Part of the magic of theatre is the magic of it all. It is the willing suspension of disbelief that people express themselves through song and dance, that things outside of reality, societal norms, and logic could happen and we root for them. Of course there is the other factor that you are going to see incredibly talented people perform skills that they have honed over years, but in the end if you don’t buy into the story and the characters then you are there for a concert. Don’t get me wrong, concerts are amazing and count as superb live performances, but they are very different than going to the theatre.
In my opinion the most wonderful thing about live performance is that the audience is going on this journey with the characters, as the characters are experiencing them. To become caught up in the story and become a participant in the plot is part of the overall experience that you want upon purchasing the ticket. If the audience doesn’t believe that the character is actually experiencing things as they happen in front of the audience, then where is the emotional hook? Why then do we cry when a character is disappointed or cheer when the star crossed lover’s get together? I have been to shows where at the end of a particularly poignant scene or song where the audience members were awash in tears or laughter. That can only happen if there is belief in some aspect of the situation being presented to us.
When Eponine lies dying in the arms of her unrequited love at the end of Les Miserables, there is rarely a dry eye in the house.
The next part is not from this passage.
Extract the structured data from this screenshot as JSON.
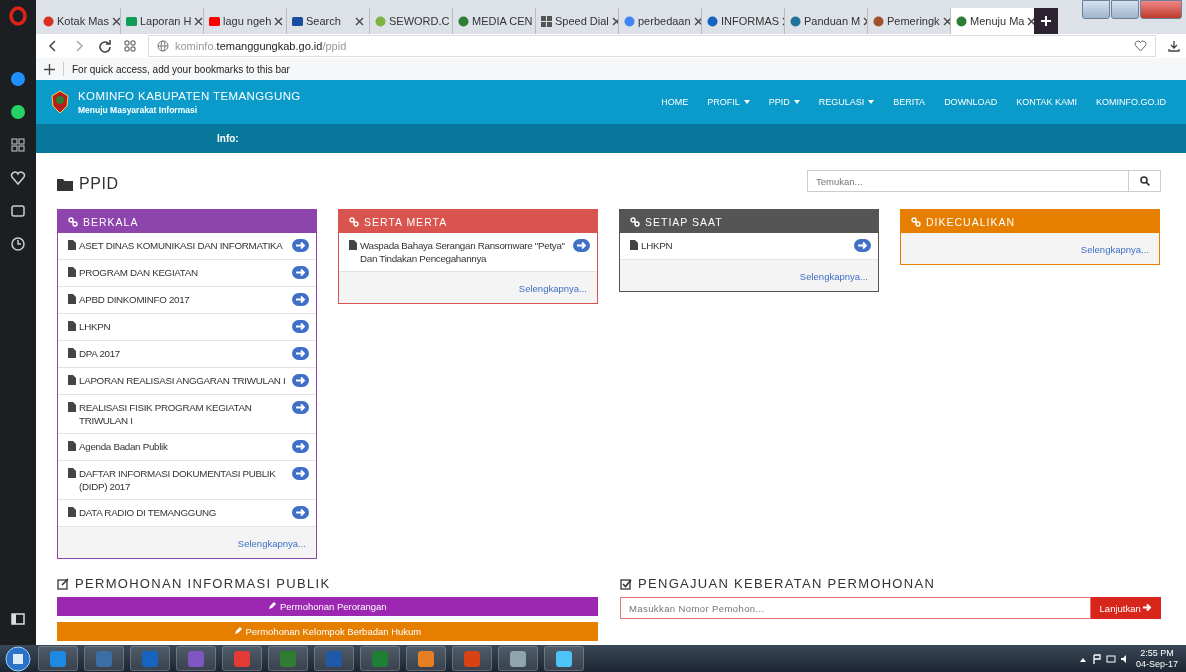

When Chris falls to his knees wailing “Nooo!” at the curtain of Miss Saigon I was sobbing and so were the people around me. It is the belief in the story and the characters being presented to us that makes these moments so affecting.
This brings me to my point (I know, finally, right?). How easy is it for you to suspend your disbelief when you are watching a show? A key part of being able to give these characters their reality is the ability to believe in their world. Usually I am able to believe everything from the moment the curtain rises. I completely buy into the fact that the only ay for these people to fully express themselves is in song and through dance. I even fully build their world and other characters into the story. For example, you never see Maria’s parents in West Side Story, even thought they are referenced as being around. I try to imagine how awkward it would be for Maria to talk to them after the curtain goes down.
Papa: “So let me get this straight. Your brother brought us here for a better life and he was the leader of a gang. And then you fell in love and slept with the rival co-leader of the gang! All of this led to his death and the death of the guy you love. Do I have this right?”
Maria: “Um.. yes. But I was in love! The fighting was wrong! I am sorry they are dead but maybe now we can all live in peace”.
Pap: “ Yeah right. Tell me please how we are to support ourselves now that your brother is gone?” (Also, what did Bernardo do to earn money for all those fancy suits??)
Maria: “I’m giving up on the institution of marriage and…..I think I’d like to become a teacher”. (This is why Juliet had to die alongside Romeo, the follow up afterward would make no sense whatsoever)
(Does this make me crazy? …don’t answer that!) To me these stories do not exist in a vacuum, they are a small sliver of the world that they inhabit. So therefore the stories go on before and after the small part that we see. Only if the show is truly not engaging, or a performance is so bad that it pulls me out of what I am watching and I start to wonder how the lighting is being programmed or what the stage manager is doing right this moment.
Do you easily slip into your suspension of disbelief? Or does it take you a few songs/scenes to get into everything?
Do you accept what is presented to you or do you expand upon it in your head?
Are plays easier or harder than a musical for you to suspend disbelief?
Or am I wrong, do you not need to suspend disbelief at all?